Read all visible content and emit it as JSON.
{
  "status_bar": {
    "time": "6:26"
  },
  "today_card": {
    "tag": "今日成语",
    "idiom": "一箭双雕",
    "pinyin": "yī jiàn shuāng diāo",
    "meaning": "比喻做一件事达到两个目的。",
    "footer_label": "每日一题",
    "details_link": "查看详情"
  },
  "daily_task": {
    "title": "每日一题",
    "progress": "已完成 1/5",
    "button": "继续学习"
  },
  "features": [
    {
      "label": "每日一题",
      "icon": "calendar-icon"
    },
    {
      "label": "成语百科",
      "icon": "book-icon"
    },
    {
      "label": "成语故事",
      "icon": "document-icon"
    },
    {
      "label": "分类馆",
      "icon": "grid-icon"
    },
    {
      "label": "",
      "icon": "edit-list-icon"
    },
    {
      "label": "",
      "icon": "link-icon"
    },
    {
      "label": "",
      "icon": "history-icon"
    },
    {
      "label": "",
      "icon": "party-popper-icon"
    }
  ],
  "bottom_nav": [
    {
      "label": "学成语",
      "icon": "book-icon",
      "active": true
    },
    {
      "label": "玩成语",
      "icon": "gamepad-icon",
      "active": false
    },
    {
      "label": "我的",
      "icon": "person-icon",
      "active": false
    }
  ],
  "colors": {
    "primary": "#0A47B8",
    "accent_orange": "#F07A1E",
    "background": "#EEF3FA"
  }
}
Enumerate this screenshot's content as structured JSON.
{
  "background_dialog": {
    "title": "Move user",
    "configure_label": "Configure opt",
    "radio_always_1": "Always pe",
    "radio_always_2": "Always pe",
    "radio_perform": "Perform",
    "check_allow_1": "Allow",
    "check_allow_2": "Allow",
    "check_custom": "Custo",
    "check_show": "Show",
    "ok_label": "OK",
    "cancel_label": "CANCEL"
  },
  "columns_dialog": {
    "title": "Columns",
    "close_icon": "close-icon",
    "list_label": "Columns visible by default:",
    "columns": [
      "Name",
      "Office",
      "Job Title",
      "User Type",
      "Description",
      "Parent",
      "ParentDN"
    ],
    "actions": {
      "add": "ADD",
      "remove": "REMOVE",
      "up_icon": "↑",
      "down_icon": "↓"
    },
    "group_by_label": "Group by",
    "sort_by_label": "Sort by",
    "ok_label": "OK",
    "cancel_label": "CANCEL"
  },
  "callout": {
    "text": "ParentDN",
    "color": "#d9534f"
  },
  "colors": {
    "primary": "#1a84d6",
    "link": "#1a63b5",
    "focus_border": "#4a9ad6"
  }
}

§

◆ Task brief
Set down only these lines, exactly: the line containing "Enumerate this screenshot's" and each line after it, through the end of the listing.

◆ Task output
Enumerate this screenshot's content as structured JSON.
{
  "background_dialog": {
    "title": "Move user",
    "configure_label": "Configure opt",
    "radio_always_1": "Always pe",
    "radio_always_2": "Always pe",
    "radio_perform": "Perform",
    "check_allow_1": "Allow",
    "check_allow_2": "Allow",
    "check_custom": "Custo",
    "check_show": "Show",
    "ok_label": "OK",
    "cancel_label": "CANCEL"
  },
  "columns_dialog": {
    "title": "Columns",
    "close_icon": "close-icon",
    "list_label": "Columns visible by default:",
    "columns": [
      "Name",
      "Office",
      "Job Title",
      "User Type",
      "Description",
      "Parent",
      "ParentDN"
    ],
    "actions": {
      "add": "ADD",
      "remove": "REMOVE",
      "up_icon": "↑",
      "down_icon": "↓"
    },
    "group_by_label": "Group by",
    "sort_by_label": "Sort by",
    "ok_label": "OK",
    "cancel_label": "CANCEL"
  },
  "callout": {
    "text": "ParentDN",
    "color": "#d9534f"
  },
  "colors": {
    "primary": "#1a84d6",
    "link": "#1a63b5",
    "focus_border": "#4a9ad6"
  }
}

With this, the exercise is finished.